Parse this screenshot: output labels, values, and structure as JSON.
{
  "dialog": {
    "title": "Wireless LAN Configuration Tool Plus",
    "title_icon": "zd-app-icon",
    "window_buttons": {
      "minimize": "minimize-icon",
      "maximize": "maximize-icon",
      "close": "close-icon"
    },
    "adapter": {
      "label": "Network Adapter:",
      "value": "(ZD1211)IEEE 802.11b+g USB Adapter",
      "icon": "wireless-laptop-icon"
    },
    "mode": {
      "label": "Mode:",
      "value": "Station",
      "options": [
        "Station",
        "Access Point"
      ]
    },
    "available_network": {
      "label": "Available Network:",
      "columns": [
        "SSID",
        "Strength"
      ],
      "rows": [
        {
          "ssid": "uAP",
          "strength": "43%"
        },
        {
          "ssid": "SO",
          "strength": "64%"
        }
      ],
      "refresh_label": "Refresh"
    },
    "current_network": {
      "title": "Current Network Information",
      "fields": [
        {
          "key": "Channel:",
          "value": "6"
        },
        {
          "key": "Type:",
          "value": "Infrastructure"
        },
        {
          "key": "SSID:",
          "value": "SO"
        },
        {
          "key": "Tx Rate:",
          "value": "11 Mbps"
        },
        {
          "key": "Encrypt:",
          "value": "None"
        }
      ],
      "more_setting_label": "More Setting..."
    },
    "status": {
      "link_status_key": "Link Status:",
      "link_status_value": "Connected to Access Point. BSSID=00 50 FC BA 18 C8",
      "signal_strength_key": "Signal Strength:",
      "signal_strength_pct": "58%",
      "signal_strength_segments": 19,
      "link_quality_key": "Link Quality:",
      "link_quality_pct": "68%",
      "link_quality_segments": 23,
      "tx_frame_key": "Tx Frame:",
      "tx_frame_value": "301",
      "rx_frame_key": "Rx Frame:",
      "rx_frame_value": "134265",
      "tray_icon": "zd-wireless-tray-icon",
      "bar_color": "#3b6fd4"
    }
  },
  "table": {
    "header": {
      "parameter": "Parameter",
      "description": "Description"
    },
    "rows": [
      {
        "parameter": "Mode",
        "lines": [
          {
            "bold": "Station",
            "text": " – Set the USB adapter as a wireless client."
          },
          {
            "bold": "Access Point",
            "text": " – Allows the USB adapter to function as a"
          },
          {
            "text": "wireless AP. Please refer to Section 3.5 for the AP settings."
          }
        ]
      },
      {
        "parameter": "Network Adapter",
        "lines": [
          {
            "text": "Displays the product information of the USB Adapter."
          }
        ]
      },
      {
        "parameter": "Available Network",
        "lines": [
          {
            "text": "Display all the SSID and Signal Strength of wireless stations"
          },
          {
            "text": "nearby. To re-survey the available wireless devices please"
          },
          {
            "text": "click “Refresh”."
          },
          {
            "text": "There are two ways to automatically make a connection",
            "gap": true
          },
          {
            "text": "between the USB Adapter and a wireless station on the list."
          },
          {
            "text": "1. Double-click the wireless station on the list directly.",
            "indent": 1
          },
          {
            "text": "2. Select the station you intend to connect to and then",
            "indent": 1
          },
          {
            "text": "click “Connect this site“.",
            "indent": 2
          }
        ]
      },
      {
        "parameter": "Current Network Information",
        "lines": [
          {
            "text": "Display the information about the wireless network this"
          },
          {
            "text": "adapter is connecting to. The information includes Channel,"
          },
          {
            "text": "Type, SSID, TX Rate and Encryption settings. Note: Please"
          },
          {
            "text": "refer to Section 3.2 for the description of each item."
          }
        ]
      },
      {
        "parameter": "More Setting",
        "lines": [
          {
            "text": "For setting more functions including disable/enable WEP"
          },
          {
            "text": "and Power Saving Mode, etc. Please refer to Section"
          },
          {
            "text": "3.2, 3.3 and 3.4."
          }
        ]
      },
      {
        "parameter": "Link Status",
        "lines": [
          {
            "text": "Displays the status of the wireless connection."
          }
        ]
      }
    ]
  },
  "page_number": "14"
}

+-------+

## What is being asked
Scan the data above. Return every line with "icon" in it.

## Task solution
    "title_icon": "zd-app-icon",
      "minimize": "minimize-icon",
      "maximize": "maximize-icon",
      "close": "close-icon"
      "icon": "wireless-laptop-icon"
      "tray_icon": "zd-wireless-tray-icon",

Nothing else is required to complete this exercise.